Exercise aim: Retype the records exactly, including every line.

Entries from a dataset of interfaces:
* * *

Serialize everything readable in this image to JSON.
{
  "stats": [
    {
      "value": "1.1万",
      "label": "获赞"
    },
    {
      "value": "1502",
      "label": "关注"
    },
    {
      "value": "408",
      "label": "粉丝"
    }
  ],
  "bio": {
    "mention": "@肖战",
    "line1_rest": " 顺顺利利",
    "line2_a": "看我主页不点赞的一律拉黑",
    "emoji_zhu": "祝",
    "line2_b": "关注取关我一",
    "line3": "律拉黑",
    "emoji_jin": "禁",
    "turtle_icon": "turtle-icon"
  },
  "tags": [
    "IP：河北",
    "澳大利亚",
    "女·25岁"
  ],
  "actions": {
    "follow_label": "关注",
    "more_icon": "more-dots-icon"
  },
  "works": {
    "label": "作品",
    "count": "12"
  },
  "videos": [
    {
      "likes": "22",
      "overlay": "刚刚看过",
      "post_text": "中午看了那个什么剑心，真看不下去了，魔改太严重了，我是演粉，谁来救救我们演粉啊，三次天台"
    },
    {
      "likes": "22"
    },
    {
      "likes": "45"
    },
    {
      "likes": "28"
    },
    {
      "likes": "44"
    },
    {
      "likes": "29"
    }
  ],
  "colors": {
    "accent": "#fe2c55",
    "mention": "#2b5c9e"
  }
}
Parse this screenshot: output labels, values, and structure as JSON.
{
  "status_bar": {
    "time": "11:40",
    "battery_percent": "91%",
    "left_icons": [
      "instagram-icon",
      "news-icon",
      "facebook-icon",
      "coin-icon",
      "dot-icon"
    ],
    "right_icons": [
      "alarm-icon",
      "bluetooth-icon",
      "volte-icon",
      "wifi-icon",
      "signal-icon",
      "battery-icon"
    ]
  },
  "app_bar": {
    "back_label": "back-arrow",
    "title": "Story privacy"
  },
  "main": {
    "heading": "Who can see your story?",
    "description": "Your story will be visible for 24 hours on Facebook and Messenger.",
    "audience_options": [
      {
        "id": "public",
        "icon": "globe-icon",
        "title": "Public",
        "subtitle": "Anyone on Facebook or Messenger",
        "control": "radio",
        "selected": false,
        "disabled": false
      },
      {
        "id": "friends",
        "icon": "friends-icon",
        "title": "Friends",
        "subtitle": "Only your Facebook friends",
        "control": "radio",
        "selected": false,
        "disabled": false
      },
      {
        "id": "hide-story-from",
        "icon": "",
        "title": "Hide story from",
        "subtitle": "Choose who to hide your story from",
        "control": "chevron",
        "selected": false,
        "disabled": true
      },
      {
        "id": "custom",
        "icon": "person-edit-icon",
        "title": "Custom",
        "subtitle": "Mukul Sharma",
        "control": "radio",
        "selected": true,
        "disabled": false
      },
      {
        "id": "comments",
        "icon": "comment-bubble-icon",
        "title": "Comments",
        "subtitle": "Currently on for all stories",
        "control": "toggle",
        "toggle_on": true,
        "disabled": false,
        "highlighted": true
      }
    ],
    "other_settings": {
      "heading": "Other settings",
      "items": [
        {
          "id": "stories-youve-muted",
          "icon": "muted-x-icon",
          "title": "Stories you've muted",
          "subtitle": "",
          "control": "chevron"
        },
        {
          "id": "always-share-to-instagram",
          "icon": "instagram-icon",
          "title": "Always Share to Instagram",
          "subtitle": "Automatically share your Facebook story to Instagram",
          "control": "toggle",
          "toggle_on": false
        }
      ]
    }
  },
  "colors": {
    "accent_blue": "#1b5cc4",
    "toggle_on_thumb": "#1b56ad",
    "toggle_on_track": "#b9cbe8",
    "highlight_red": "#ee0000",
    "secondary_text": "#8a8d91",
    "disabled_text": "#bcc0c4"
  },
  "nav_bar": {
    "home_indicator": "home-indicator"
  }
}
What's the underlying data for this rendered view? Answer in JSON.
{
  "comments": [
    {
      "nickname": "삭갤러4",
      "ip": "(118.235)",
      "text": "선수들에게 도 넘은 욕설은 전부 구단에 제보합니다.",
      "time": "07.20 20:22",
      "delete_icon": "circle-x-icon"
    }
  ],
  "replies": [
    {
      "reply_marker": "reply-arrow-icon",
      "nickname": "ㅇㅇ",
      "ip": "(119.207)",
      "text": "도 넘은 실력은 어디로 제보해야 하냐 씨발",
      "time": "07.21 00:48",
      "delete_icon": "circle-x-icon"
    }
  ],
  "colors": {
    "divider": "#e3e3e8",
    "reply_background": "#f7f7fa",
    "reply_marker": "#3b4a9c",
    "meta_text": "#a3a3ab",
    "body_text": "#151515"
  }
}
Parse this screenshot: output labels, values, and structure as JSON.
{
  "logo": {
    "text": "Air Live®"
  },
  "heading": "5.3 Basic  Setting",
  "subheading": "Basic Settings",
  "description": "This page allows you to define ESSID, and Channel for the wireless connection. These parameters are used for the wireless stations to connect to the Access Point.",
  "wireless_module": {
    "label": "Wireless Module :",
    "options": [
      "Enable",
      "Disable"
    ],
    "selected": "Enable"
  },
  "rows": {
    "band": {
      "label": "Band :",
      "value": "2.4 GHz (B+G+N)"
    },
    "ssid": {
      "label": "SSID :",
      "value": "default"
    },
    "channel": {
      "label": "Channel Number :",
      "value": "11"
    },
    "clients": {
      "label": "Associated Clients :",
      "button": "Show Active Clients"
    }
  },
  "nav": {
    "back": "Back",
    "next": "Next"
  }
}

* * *

Response area:
Serialize everything readable in this image to JSON.
{
  "stats": [
    {
      "value": "1.1万",
      "label": "获赞"
    },
    {
      "value": "1502",
      "label": "关注"
    },
    {
      "value": "408",
      "label": "粉丝"
    }
  ],
  "bio": {
    "mention": "@肖战",
    "line1_rest": " 顺顺利利",
    "line2_a": "看我主页不点赞的一律拉黑",
    "emoji_zhu": "祝",
    "line2_b": "关注取关我一",
    "line3": "律拉黑",
    "emoji_jin": "禁",
    "turtle_icon": "turtle-icon"
  },
  "tags": [
    "IP：河北",
    "澳大利亚",
    "女·25岁"
  ],
  "actions": {
    "follow_label": "关注",
    "more_icon": "more-dots-icon"
  },
  "works": {
    "label": "作品",
    "count": "12"
  },
  "videos": [
    {
      "likes": "22",
      "overlay": "刚刚看过",
      "post_text": "中午看了那个什么剑心，真看不下去了，魔改太严重了，我是演粉，谁来救救我们演粉啊，三次天台"
    },
    {
      "likes": "22"
    },
    {
      "likes": "45"
    },
    {
      "likes": "28"
    },
    {
      "likes": "44"
    },
    {
      "likes": "29"
    }
  ],
  "colors": {
    "accent": "#fe2c55",
    "mention": "#2b5c9e"
  }
}
Parse this screenshot: output labels, values, and structure as JSON.
{
  "status_bar": {
    "time": "11:40",
    "battery_percent": "91%",
    "left_icons": [
      "instagram-icon",
      "news-icon",
      "facebook-icon",
      "coin-icon",
      "dot-icon"
    ],
    "right_icons": [
      "alarm-icon",
      "bluetooth-icon",
      "volte-icon",
      "wifi-icon",
      "signal-icon",
      "battery-icon"
    ]
  },
  "app_bar": {
    "back_label": "back-arrow",
    "title": "Story privacy"
  },
  "main": {
    "heading": "Who can see your story?",
    "description": "Your story will be visible for 24 hours on Facebook and Messenger.",
    "audience_options": [
      {
        "id": "public",
        "icon": "globe-icon",
        "title": "Public",
        "subtitle": "Anyone on Facebook or Messenger",
        "control": "radio",
        "selected": false,
        "disabled": false
      },
      {
        "id": "friends",
        "icon": "friends-icon",
        "title": "Friends",
        "subtitle": "Only your Facebook friends",
        "control": "radio",
        "selected": false,
        "disabled": false
      },
      {
        "id": "hide-story-from",
        "icon": "",
        "title": "Hide story from",
        "subtitle": "Choose who to hide your story from",
        "control": "chevron",
        "selected": false,
        "disabled": true
      },
      {
        "id": "custom",
        "icon": "person-edit-icon",
        "title": "Custom",
        "subtitle": "Mukul Sharma",
        "control": "radio",
        "selected": true,
        "disabled": false
      },
      {
        "id": "comments",
        "icon": "comment-bubble-icon",
        "title": "Comments",
        "subtitle": "Currently on for all stories",
        "control": "toggle",
        "toggle_on": true,
        "disabled": false,
        "highlighted": true
      }
    ],
    "other_settings": {
      "heading": "Other settings",
      "items": [
        {
          "id": "stories-youve-muted",
          "icon": "muted-x-icon",
          "title": "Stories you've muted",
          "subtitle": "",
          "control": "chevron"
        },
        {
          "id": "always-share-to-instagram",
          "icon": "instagram-icon",
          "title": "Always Share to Instagram",
          "subtitle": "Automatically share your Facebook story to Instagram",
          "control": "toggle",
          "toggle_on": false
        }
      ]
    }
  },
  "colors": {
    "accent_blue": "#1b5cc4",
    "toggle_on_thumb": "#1b56ad",
    "toggle_on_track": "#b9cbe8",
    "highlight_red": "#ee0000",
    "secondary_text": "#8a8d91",
    "disabled_text": "#bcc0c4"
  },
  "nav_bar": {
    "home_indicator": "home-indicator"
  }
}
What's the underlying data for this rendered view? Answer in JSON.
{
  "comments": [
    {
      "nickname": "삭갤러4",
      "ip": "(118.235)",
      "text": "선수들에게 도 넘은 욕설은 전부 구단에 제보합니다.",
      "time": "07.20 20:22",
      "delete_icon": "circle-x-icon"
    }
  ],
  "replies": [
    {
      "reply_marker": "reply-arrow-icon",
      "nickname": "ㅇㅇ",
      "ip": "(119.207)",
      "text": "도 넘은 실력은 어디로 제보해야 하냐 씨발",
      "time": "07.21 00:48",
      "delete_icon": "circle-x-icon"
    }
  ],
  "colors": {
    "divider": "#e3e3e8",
    "reply_background": "#f7f7fa",
    "reply_marker": "#3b4a9c",
    "meta_text": "#a3a3ab",
    "body_text": "#151515"
  }
}
Parse this screenshot: output labels, values, and structure as JSON.
{
  "logo": {
    "text": "Air Live®"
  },
  "heading": "5.3 Basic  Setting",
  "subheading": "Basic Settings",
  "description": "This page allows you to define ESSID, and Channel for the wireless connection. These parameters are used for the wireless stations to connect to the Access Point.",
  "wireless_module": {
    "label": "Wireless Module :",
    "options": [
      "Enable",
      "Disable"
    ],
    "selected": "Enable"
  },
  "rows": {
    "band": {
      "label": "Band :",
      "value": "2.4 GHz (B+G+N)"
    },
    "ssid": {
      "label": "SSID :",
      "value": "default"
    },
    "channel": {
      "label": "Channel Number :",
      "value": "11"
    },
    "clients": {
      "label": "Associated Clients :",
      "button": "Show Active Clients"
    }
  },
  "nav": {
    "back": "Back",
    "next": "Next"
  }
}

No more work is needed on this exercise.